Identify points in organizational processes where micro-interventions can mitigate the negative impact of bias. Well understood systems help people make more inclusive, less biased decisions. Examples:
- Make candidates anonymous in the hiring process by removing identifying details from all resumes to reduce similarity bias.
- Plan and facilitate inclusive meetings by sending meeting agendas beforehand and collecting responses from all participants via pair share and/or post it notes.
- Create a system that allows team members to provide immediate positive and constructive feedback on a consistent basis.
Alter how people perceive IDEA issues. Interrupt individuals’ automatic thinking and catch their attention by presenting data in a different way. Examples:
- Show “majority” data first instead of “minority.” For example, instead of talking about “increasing diversity,“ talk about your goal of “reducing homogeneity.”
- Quantify how much a company will lose (rather than gain) if they don’t prioritize IDEA.
- Humanize the data by attaching photos (only with consent).
About Lisa Kepinski:
Lisa brings over 20 years’ experience working in diverse, global environments as a senior Global Inclusion & Diversity (I&D) executive with AXA, Microsoft, & Hewlett-Packard setting strategic direction internationally. In 2013, she founded the Inclusion Institute focused on consultancy, training, coaching, & research. Her special expertise in organizational development and behavioral science integrated with inclusive culture make her a unique resource for change at all levels. She partners with organizations on how to successfully achieve their goals for creating a more inclusive culture for sustainable growth. Together with Tinna Nielsen, Lisa co-authored the Inclusion Nudges Guidebook and co-founded the non-profit Inclusion Nudges Global Initiative. For this innovative work, Lisa and Tinna were named to The Economist’s & The Telegraph’s Global Diversity List as “Top 10 Diversity Consultants” in 2015, 2016, & 2017. Additionally, Lisa gave a TEDx Talk on the need to design for inclusion for behavioural change.
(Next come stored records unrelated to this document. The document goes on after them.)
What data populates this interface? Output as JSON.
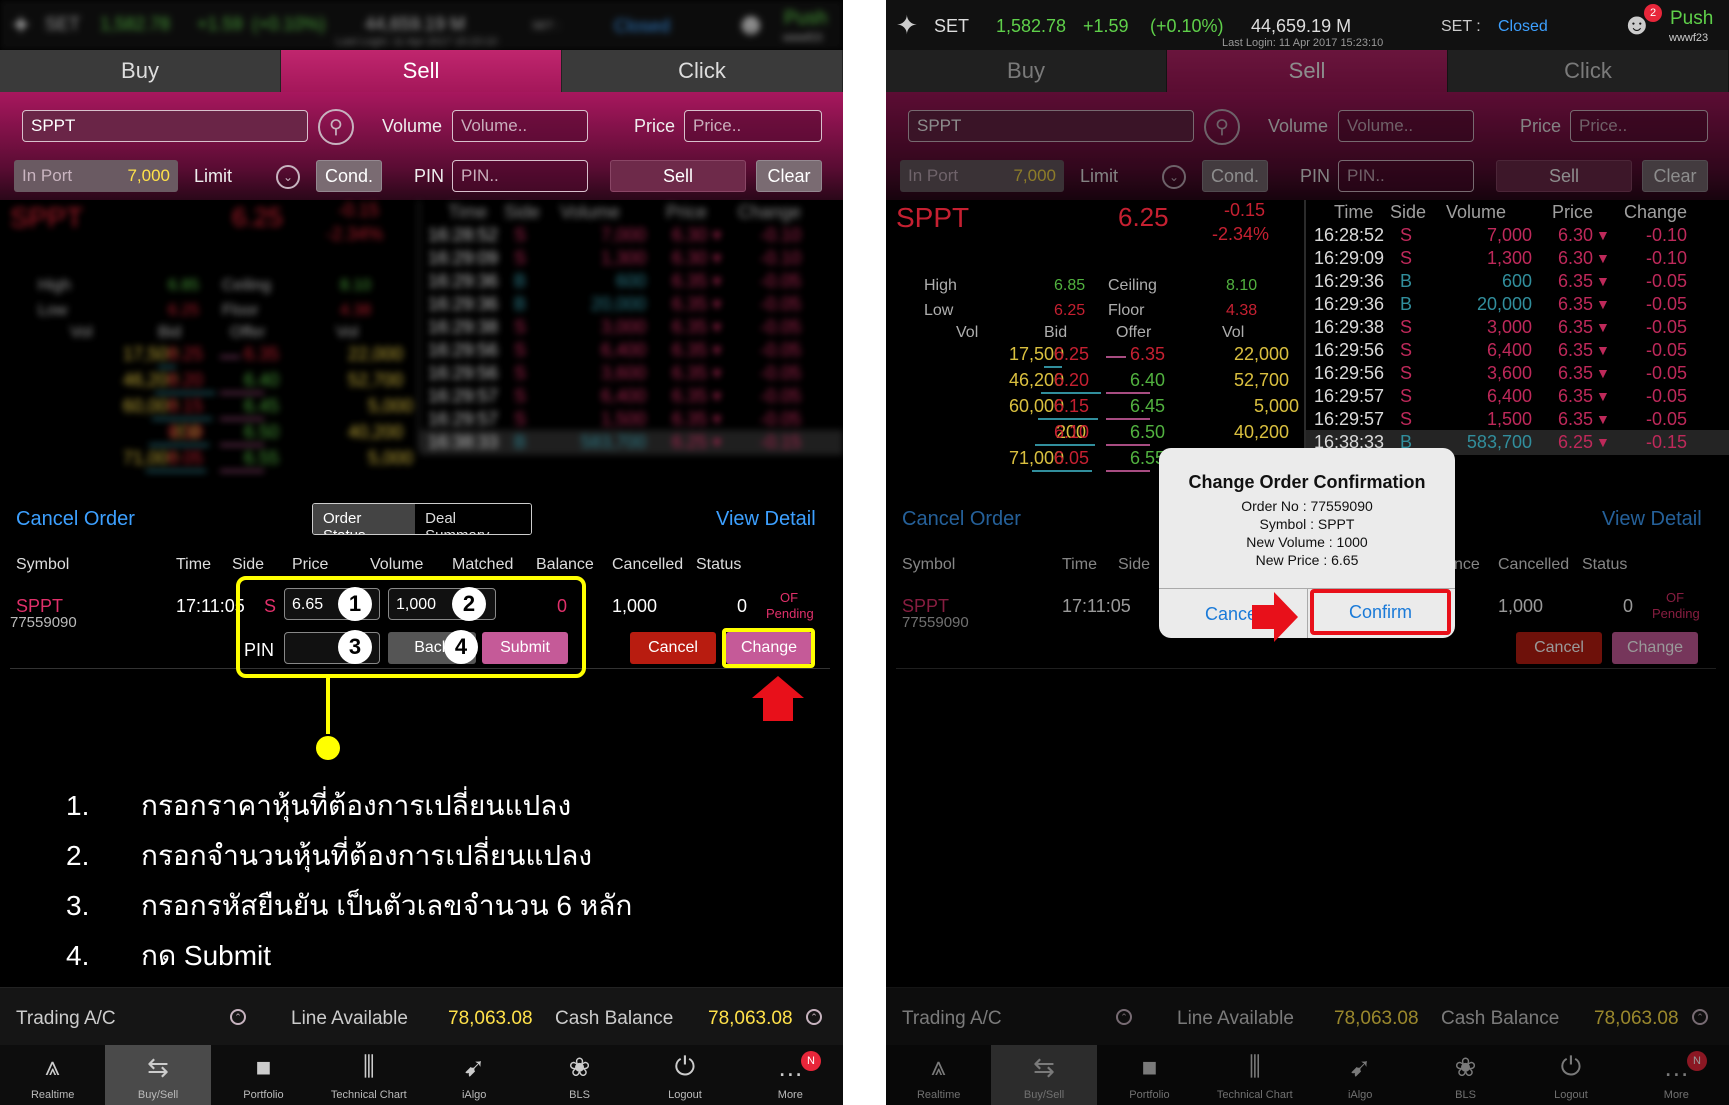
{
  "header": {
    "exchange": "SET",
    "index": "1,582.78",
    "change": "+1.59",
    "change_pct": "(+0.10%)",
    "value": "44,659.19 M",
    "last_login": "Last Login: 11 Apr 2017 15:23:10",
    "market_label": "SET :",
    "market_status": "Closed",
    "push_label": "Push",
    "user": "wwwf23",
    "notif_count": "2"
  },
  "tabs": [
    "Buy",
    "Sell",
    "Click"
  ],
  "form": {
    "symbol": "SPPT",
    "volume_label": "Volume",
    "volume_placeholder": "Volume..",
    "price_label": "Price",
    "price_placeholder": "Price..",
    "inport_label": "In Port",
    "inport_value": "7,000",
    "limit_label": "Limit",
    "cond_label": "Cond.",
    "pin_label": "PIN",
    "pin_placeholder": "PIN..",
    "sell_label": "Sell",
    "clear_label": "Clear"
  },
  "quote": {
    "symbol": "SPPT",
    "last": "6.25",
    "chg": "-0.15",
    "chg_pct": "-2.34%",
    "high_label": "High",
    "high": "6.85",
    "ceiling_label": "Ceiling",
    "ceiling": "8.10",
    "low_label": "Low",
    "low": "6.25",
    "floor_label": "Floor",
    "floor": "4.38",
    "book_headers": [
      "Vol",
      "Bid",
      "Offer",
      "Vol"
    ],
    "book": [
      {
        "bidvol": "17,500",
        "bid": "6.25",
        "offer": "6.35",
        "offervol": "22,000"
      },
      {
        "bidvol": "46,200",
        "bid": "6.20",
        "offer": "6.40",
        "offervol": "52,700"
      },
      {
        "bidvol": "60,000",
        "bid": "6.15",
        "offer": "6.45",
        "offervol": "5,000"
      },
      {
        "bidvol": "200",
        "bid": "6.10",
        "offer": "6.50",
        "offervol": "40,200"
      },
      {
        "bidvol": "71,000",
        "bid": "6.05",
        "offer": "6.55",
        "offervol": "5,000"
      }
    ]
  },
  "trades": {
    "headers": [
      "Time",
      "Side",
      "Volume",
      "Price",
      "Change"
    ],
    "rows": [
      {
        "time": "16:28:52",
        "side": "S",
        "volume": "7,000",
        "price": "6.30",
        "change": "-0.10"
      },
      {
        "time": "16:29:09",
        "side": "S",
        "volume": "1,300",
        "price": "6.30",
        "change": "-0.10"
      },
      {
        "time": "16:29:36",
        "side": "B",
        "volume": "600",
        "price": "6.35",
        "change": "-0.05"
      },
      {
        "time": "16:29:36",
        "side": "B",
        "volume": "20,000",
        "price": "6.35",
        "change": "-0.05"
      },
      {
        "time": "16:29:38",
        "side": "S",
        "volume": "3,000",
        "price": "6.35",
        "change": "-0.05"
      },
      {
        "time": "16:29:56",
        "side": "S",
        "volume": "6,400",
        "price": "6.35",
        "change": "-0.05"
      },
      {
        "time": "16:29:56",
        "side": "S",
        "volume": "3,600",
        "price": "6.35",
        "change": "-0.05"
      },
      {
        "time": "16:29:57",
        "side": "S",
        "volume": "6,400",
        "price": "6.35",
        "change": "-0.05"
      },
      {
        "time": "16:29:57",
        "side": "S",
        "volume": "1,500",
        "price": "6.35",
        "change": "-0.05"
      },
      {
        "time": "16:38:33",
        "side": "B",
        "volume": "583,700",
        "price": "6.25",
        "change": "-0.15"
      }
    ]
  },
  "orders": {
    "cancel_order": "Cancel Order",
    "order_status": "Order Status",
    "deal_summary": "Deal Summary",
    "view_detail": "View Detail",
    "cols": [
      "Symbol",
      "Time",
      "Side",
      "Price",
      "Volume",
      "Matched",
      "Balance",
      "Cancelled",
      "Status"
    ],
    "row": {
      "symbol": "SPPT",
      "order_no": "77559090",
      "time": "17:11:05",
      "side": "S",
      "price": "6.65",
      "volume": "1,000",
      "matched": "0",
      "balance": "1,000",
      "cancelled": "0",
      "status_1": "OF",
      "status_2": "Pending"
    },
    "pin_label": "PIN",
    "back_label": "Back",
    "submit_label": "Submit",
    "cancel_btn": "Cancel",
    "change_btn": "Change"
  },
  "instructions": [
    {
      "n": "1.",
      "text": "กรอกราคาหุ้นที่ต้องการเปลี่ยนแปลง"
    },
    {
      "n": "2.",
      "text": "กรอกจำนวนหุ้นที่ต้องการเปลี่ยนแปลง"
    },
    {
      "n": "3.",
      "text": "กรอกรหัสยืนยัน เป็นตัวเลขจำนวน 6 หลัก"
    },
    {
      "n": "4.",
      "text": "กด Submit"
    }
  ],
  "markers": [
    "1",
    "2",
    "3",
    "4"
  ],
  "account": {
    "trading_label": "Trading A/C",
    "line_label": "Line Available",
    "line_value": "78,063.08",
    "cash_label": "Cash Balance",
    "cash_value": "78,063.08"
  },
  "nav": [
    {
      "label": "Realtime",
      "icon": "realtime-icon"
    },
    {
      "label": "Buy/Sell",
      "icon": "buysell-icon"
    },
    {
      "label": "Portfolio",
      "icon": "portfolio-icon"
    },
    {
      "label": "Technical Chart",
      "icon": "chart-icon"
    },
    {
      "label": "iAlgo",
      "icon": "ialgo-icon"
    },
    {
      "label": "BLS",
      "icon": "bls-icon"
    },
    {
      "label": "Logout",
      "icon": "power-icon"
    },
    {
      "label": "More",
      "icon": "more-icon"
    }
  ],
  "more_badge": "N",
  "dialog": {
    "title": "Change Order Confirmation",
    "order_no": "Order No : 77559090",
    "symbol": "Symbol : SPPT",
    "new_volume": "New Volume : 1000",
    "new_price": "New Price : 6.65",
    "cancel": "Cancel",
    "confirm": "Confirm"
  },
  "colors": {
    "accent": "#b0195f",
    "up": "#5fd04a",
    "down": "#e8263a",
    "yellow": "#ffe14a",
    "blue_link": "#3da0ff",
    "highlight": "#ffff00"
  }
}
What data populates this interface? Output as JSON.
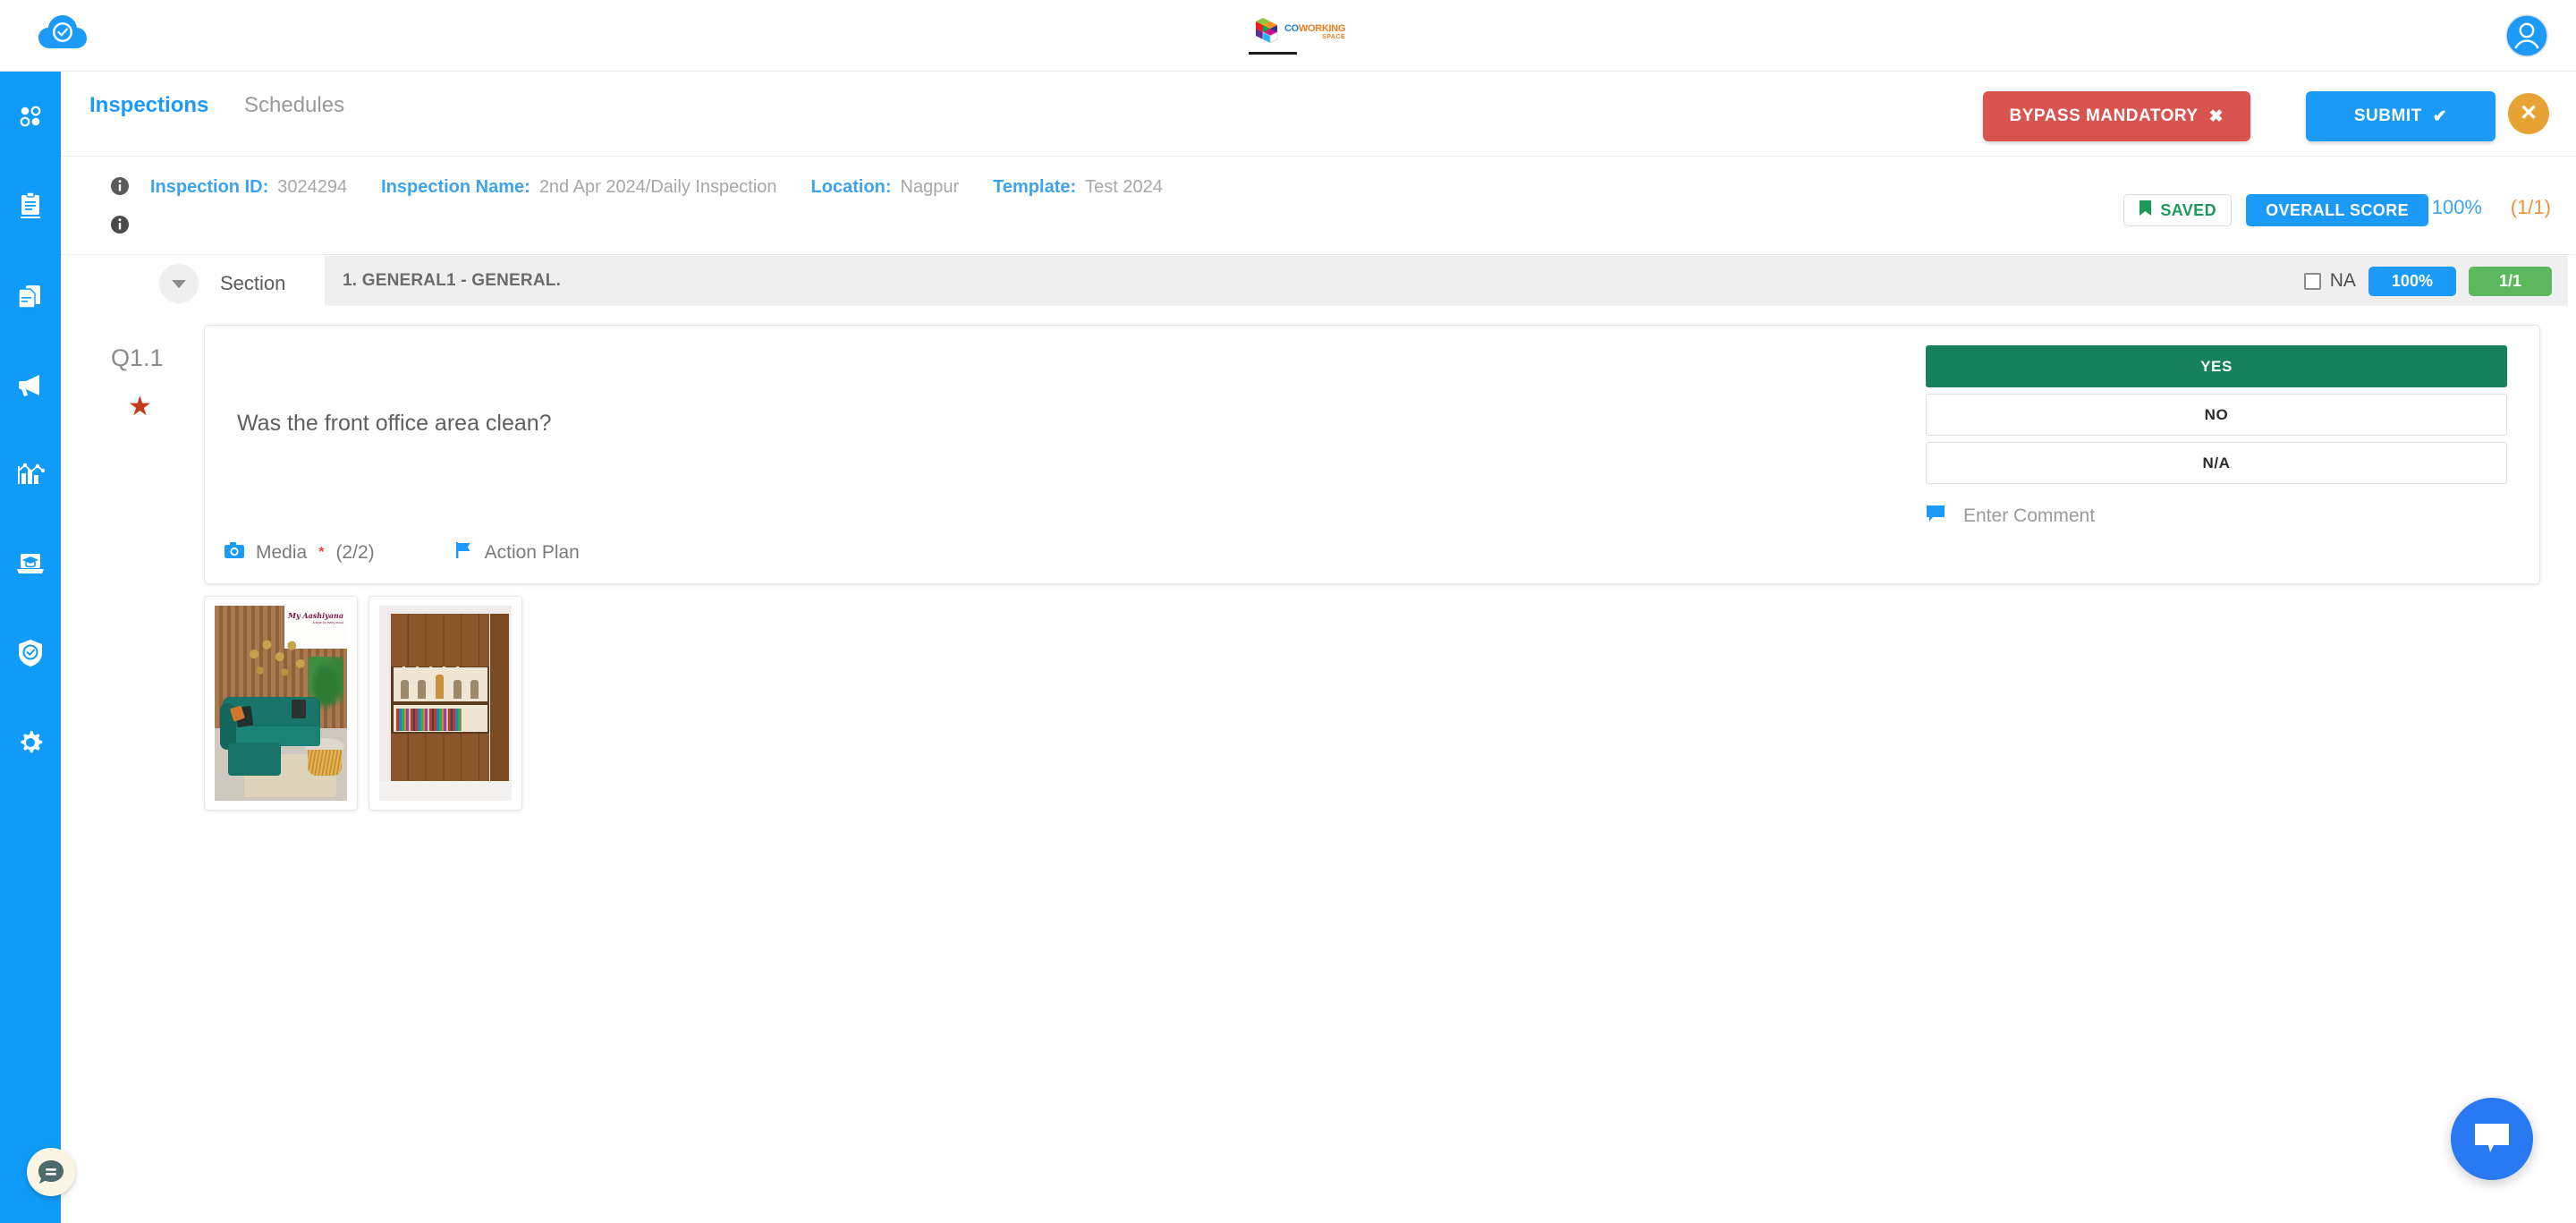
{
  "app": {
    "logo_icon": "cloud-check-icon",
    "brand": {
      "word1": "CO",
      "word2": "WORKING",
      "word3": "SPACE"
    },
    "avatar_icon": "user-avatar-icon"
  },
  "sidebar": {
    "items": [
      {
        "icon": "dashboard-dots-icon",
        "name": "dashboard"
      },
      {
        "icon": "clipboard-icon",
        "name": "inspections"
      },
      {
        "icon": "documents-icon",
        "name": "reports"
      },
      {
        "icon": "megaphone-icon",
        "name": "announcements"
      },
      {
        "icon": "analytics-chart-icon",
        "name": "analytics"
      },
      {
        "icon": "elearning-laptop-icon",
        "name": "elearning"
      },
      {
        "icon": "shield-check-icon",
        "name": "compliance"
      },
      {
        "icon": "gear-icon",
        "name": "settings"
      }
    ]
  },
  "tabs": [
    {
      "label": "Inspections",
      "active": true
    },
    {
      "label": "Schedules",
      "active": false
    }
  ],
  "actions": {
    "bypass_label": "BYPASS MANDATORY",
    "bypass_icon": "cross-icon",
    "submit_label": "SUBMIT",
    "submit_icon": "check-icon",
    "close_label": "✕"
  },
  "info": {
    "fields": [
      {
        "label": "Inspection ID:",
        "value": "3024294"
      },
      {
        "label": "Inspection Name:",
        "value": "2nd Apr 2024/Daily Inspection"
      },
      {
        "label": "Location:",
        "value": "Nagpur"
      },
      {
        "label": "Template:",
        "value": "Test 2024"
      }
    ],
    "saved_label": "SAVED",
    "saved_icon": "bookmark-flag-icon",
    "overall_score_label": "OVERALL SCORE",
    "score_percent": "100%",
    "score_fraction": "(1/1)"
  },
  "section": {
    "toggle_icon": "chevron-down-icon",
    "label": "Section",
    "title": "1. GENERAL1 - GENERAL.",
    "na_label": "NA",
    "na_checked": false,
    "percent_badge": "100%",
    "count_badge": "1/1"
  },
  "question": {
    "number": "Q1.1",
    "mandatory_icon": "star-icon",
    "text": "Was the front office area clean?",
    "answers": [
      {
        "label": "YES",
        "selected": true
      },
      {
        "label": "NO",
        "selected": false
      },
      {
        "label": "N/A",
        "selected": false
      }
    ],
    "comment_placeholder": "Enter Comment",
    "comment_icon": "comment-bubble-icon",
    "media_label": "Media",
    "media_required": "*",
    "media_count": "(2/2)",
    "media_icon": "camera-icon",
    "action_plan_label": "Action Plan",
    "action_plan_icon": "flag-icon"
  },
  "media_thumbnails": [
    {
      "name": "living-room-teal-sofa",
      "caption": "My Aashiyana",
      "subcaption": "A style for every mood"
    },
    {
      "name": "wooden-bookshelf-cabinet",
      "caption": "",
      "subcaption": ""
    }
  ],
  "floating": {
    "left_chat_icon": "chat-bubble-icon",
    "right_chat_icon": "messenger-bubble-icon"
  },
  "colors": {
    "brand_blue": "#1b9af7",
    "sidebar_blue": "#0f9bf7",
    "danger_red": "#d9534f",
    "success_green": "#17805c",
    "badge_green": "#5cb85c",
    "orange": "#e8a335",
    "saved_green": "#1d9a59"
  }
}
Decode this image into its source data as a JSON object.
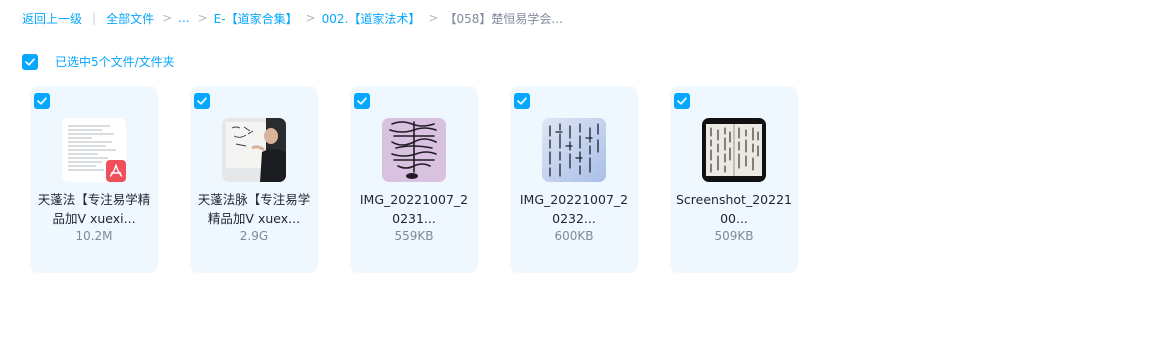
{
  "breadcrumb": {
    "back": "返回上一级",
    "all_files": "全部文件",
    "ellipsis": "...",
    "folder1": "E-【道家合集】",
    "folder2": "002.【道家法术】",
    "current": "【058】楚恒易学会...",
    "separator": ">",
    "divider": "|"
  },
  "selection": {
    "label": "已选中5个文件/文件夹"
  },
  "files": [
    {
      "name": "天蓬法【专注易学精品加V xuexi...",
      "size": "10.2M",
      "icon": "pdf-document"
    },
    {
      "name": "天蓬法脉【专注易学精品加V xuex...",
      "size": "2.9G",
      "icon": "video-thumbnail"
    },
    {
      "name": "IMG_20221007_20231...",
      "size": "559KB",
      "icon": "image-talisman-purple"
    },
    {
      "name": "IMG_20221007_20232...",
      "size": "600KB",
      "icon": "image-talisman-blue"
    },
    {
      "name": "Screenshot_2022100...",
      "size": "509KB",
      "icon": "image-screenshot"
    }
  ],
  "colors": {
    "accent": "#06a7ff",
    "card_bg": "#eff8fe",
    "pdf_red": "#ef4f5b"
  }
}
Lisa co-authored a global study on improving the effectiveness of women networks, and also co-authored a research report on Inclusion & Diversity actions that have impact published by Newsweek. Lisa has lived in 5 countries and travelled extensively in her global roles. She was born and educated in the US, has worked in Europe for nearly 20 years, and lives in Germany with her family.